# anyone please can paraphrase this document so whenever i put it on

safe assign it dose not shown the percentage of copying please paraphrase the whole thing thanks in advance .who can finish it by tonight before midnight plz

Results and discussion:
In the calculation part, we yielded the flow rate of water inside a pipe using two approaches. In
the first method we used the pressure drop, which is caused by orifice or venturi meters, readings to
calculate the flow rate. Secondly, we used the volume and time readings to obtain flow rates (Q
m
). The
values were compared utilizing the error percentage formula. It's noticed that the error range is
relatively wide (0.1 % - 32%) for both the venturi and orifice meters and the values are mostly low.
This can be referred to the uncertainties associated with measuring the volume, time, and pressure
drop.
A similar comparison was carried out but this time between flow rate reading s from a flow
meter (that gives a direct reading of the flow rate) and the flow rate calculated by measuring volume
and time. In this case, the error values were low and consistent.
Using the flow rate values, three graphs were plotted. In the first graph, Q
m
values are plotted
against flow rates measured by venturi meter (Q
v
) the main observation is that not all data fit linearly,
and this can be shown by the R
2
value (0.66)
which is not so close to 1. In the second graph (figure 5),
Q
m
values are plotted against flow rates measured by orifice meter (Q
o
). In this graph, the R
2
value is
closer to 1 (0.93) indicating a better fitting of plotted data. Figure 6 is representing a plot of
Q
m
versus
flow rate reading of the flow meter. Just like in figure 5, the R
2
value (0.93) indicates a good fitting of
the data; this result is expected due to the low error percent values.
The second part of analyzing our results involves plotting flow rate versus (P
1
– P
2
)
0.5
to
calculate the discharge coefficient (C
d
) for both venturi and orifice meters (see figure 7 and figure 8).
In both cases, linear regression was performed to find C
d
and after that the value was compared to the
theoretical value using error percentage equation. In case of venturi meter, C
d
is found to be equal 1.12
which is quite away from the true value (0.98). However, the C
d
value of orifice meter was found to be
closer to the true values. The experimental value is equal 0.67, while the true coefficient is equal to
0.60. The reason behind having different coefficients for each meter is related to the amount of
pressure lost after passing each meter. Specifically, the orifice meter will cause more pressure loss so
the actual flow rate is less than what is indicated by the manometer and a lower C
d
is considered. On
the other hand, the vernturi's shape helps in restoring some of the pressure losses, thus a larger C
d
is
considered.
The final part of our data analysis is interpreting our flow rate results in terms of Reynolds
number.
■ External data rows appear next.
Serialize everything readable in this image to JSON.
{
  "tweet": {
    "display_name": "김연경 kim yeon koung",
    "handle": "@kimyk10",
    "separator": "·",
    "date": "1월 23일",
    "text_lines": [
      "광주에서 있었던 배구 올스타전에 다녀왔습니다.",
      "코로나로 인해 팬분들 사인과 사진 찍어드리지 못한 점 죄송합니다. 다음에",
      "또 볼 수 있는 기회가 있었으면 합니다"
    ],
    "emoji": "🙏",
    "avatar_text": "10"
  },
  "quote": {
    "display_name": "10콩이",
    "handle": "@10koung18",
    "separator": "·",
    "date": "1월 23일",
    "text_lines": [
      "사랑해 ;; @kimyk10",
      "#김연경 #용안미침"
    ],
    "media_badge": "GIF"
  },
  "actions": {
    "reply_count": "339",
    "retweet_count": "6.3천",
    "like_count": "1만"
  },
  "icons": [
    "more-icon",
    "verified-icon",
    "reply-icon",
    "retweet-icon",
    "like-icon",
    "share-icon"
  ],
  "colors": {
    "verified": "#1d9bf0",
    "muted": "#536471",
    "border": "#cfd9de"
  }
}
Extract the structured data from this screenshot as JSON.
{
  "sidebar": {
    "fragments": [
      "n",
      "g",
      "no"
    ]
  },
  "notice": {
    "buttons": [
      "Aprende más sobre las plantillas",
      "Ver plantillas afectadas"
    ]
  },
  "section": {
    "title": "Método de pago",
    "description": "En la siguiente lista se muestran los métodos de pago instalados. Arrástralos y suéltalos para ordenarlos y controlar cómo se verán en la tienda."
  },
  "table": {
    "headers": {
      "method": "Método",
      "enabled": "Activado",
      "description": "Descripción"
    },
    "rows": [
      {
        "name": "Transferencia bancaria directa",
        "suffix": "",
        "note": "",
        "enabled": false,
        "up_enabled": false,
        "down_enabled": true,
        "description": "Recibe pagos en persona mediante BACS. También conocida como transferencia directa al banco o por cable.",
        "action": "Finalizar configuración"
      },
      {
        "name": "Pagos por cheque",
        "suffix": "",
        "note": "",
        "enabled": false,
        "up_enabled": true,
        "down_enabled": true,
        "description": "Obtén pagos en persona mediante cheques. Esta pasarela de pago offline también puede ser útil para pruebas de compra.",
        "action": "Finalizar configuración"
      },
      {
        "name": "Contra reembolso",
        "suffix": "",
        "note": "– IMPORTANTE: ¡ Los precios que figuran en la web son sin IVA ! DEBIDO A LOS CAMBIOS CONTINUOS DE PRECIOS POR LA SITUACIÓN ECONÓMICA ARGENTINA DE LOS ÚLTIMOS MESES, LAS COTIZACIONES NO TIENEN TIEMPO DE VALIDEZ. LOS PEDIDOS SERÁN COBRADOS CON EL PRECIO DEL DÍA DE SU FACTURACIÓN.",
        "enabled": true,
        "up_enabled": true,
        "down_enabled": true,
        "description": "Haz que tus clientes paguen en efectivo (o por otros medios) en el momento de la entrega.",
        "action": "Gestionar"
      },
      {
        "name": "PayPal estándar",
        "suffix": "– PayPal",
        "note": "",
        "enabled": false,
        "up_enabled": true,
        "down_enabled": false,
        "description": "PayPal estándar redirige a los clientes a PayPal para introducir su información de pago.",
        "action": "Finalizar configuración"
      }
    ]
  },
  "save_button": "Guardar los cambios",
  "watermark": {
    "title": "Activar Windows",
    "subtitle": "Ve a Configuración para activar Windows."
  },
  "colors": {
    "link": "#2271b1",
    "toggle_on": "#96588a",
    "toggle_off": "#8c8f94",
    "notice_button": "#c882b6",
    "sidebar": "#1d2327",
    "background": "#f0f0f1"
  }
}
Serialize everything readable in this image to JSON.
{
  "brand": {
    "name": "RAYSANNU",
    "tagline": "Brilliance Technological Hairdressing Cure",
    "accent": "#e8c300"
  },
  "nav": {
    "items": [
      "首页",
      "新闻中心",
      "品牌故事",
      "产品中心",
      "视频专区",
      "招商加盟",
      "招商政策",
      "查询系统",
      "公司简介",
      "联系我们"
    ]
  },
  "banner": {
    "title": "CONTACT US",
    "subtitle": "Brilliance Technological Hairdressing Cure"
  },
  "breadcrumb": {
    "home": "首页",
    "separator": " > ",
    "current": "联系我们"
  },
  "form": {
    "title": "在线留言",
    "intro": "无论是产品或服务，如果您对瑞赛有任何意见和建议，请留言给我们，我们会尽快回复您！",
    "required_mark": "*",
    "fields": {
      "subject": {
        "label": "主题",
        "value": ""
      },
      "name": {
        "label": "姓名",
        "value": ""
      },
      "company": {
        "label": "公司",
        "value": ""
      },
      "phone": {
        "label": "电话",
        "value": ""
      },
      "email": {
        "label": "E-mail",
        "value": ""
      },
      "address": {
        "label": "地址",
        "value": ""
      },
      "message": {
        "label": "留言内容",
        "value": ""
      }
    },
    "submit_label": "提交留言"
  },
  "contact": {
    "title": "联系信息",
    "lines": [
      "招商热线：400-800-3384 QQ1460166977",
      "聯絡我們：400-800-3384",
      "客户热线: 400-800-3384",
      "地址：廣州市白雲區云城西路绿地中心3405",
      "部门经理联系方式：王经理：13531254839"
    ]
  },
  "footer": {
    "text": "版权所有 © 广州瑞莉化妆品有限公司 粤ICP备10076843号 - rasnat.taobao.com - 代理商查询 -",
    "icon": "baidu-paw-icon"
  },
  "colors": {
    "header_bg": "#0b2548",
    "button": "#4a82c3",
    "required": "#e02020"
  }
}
For each meter, a graph of Re number against C
d
is plotted (figures 9 and 10). The orifice curve
shows almost no change of discharge coefficient when Re number changes. Figure 11 confirms this
observation since at the targeted Re range (more than 10
5
) the values of C
d
are constant. While from
the venturi curve (figure 10) it can be observed that as Re number increase the C
d
will increase. This
relation will hold until reaching a coefficient value of 1. This result is also shown in figure 12, at which
a similar behavior of C
d
values is exhibited at the same Re number range. Also, from figure 12 we can
see that the maximum C
d
value is one this contradicts with our obtained curve at which values above
one exist. Having values above one is not logical and resulted from errors involved in taking
measurements. A value above one indicates that the actual flow rate is higher than the measured value
and no pressure drops occurred at all.

2 pages